*Task brief:* Search the records for "Sign". Report every line where it occurs.

*** Opening of Data section ***

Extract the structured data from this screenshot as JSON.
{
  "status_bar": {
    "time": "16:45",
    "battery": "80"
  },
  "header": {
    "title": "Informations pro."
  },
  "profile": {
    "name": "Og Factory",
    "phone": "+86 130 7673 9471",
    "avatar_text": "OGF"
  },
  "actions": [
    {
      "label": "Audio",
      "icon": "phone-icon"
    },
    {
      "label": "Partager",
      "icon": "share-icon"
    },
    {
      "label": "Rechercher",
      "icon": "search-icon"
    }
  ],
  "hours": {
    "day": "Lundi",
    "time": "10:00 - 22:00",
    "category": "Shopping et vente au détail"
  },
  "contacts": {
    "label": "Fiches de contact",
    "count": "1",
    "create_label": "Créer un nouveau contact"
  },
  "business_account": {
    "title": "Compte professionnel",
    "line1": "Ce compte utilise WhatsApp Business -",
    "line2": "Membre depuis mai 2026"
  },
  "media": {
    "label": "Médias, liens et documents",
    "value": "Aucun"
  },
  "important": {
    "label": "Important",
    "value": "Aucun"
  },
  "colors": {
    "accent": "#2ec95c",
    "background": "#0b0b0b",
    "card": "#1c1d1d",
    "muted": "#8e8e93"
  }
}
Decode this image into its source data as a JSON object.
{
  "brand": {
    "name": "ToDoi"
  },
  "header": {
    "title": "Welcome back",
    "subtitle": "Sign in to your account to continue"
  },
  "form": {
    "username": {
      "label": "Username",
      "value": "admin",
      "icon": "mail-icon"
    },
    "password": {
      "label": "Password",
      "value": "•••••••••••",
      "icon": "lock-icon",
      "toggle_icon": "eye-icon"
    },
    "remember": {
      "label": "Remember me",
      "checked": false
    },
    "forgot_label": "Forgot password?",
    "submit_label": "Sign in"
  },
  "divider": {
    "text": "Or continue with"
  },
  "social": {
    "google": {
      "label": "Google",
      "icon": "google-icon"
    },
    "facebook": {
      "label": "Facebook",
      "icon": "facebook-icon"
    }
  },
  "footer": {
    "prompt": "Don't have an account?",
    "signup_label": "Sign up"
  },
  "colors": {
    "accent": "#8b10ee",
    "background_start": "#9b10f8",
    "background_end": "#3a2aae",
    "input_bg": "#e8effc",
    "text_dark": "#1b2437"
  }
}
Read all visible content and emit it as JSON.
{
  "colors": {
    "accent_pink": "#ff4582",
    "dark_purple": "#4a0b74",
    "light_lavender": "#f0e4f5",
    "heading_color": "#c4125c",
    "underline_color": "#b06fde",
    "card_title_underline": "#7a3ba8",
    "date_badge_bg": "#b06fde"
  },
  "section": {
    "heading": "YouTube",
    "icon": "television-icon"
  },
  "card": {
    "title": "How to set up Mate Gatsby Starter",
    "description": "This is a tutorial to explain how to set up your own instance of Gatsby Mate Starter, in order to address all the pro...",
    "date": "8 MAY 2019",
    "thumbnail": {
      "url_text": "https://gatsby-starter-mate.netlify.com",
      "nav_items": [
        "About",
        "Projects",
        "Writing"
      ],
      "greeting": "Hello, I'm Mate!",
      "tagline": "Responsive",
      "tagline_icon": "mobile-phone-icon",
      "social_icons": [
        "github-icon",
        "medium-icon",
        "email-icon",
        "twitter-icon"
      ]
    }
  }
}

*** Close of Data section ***

*Solution for this problem:*
    "subtitle": "Sign in to your account to continue"
    "submit_label": "Sign in"
    "signup_label": "Sign up"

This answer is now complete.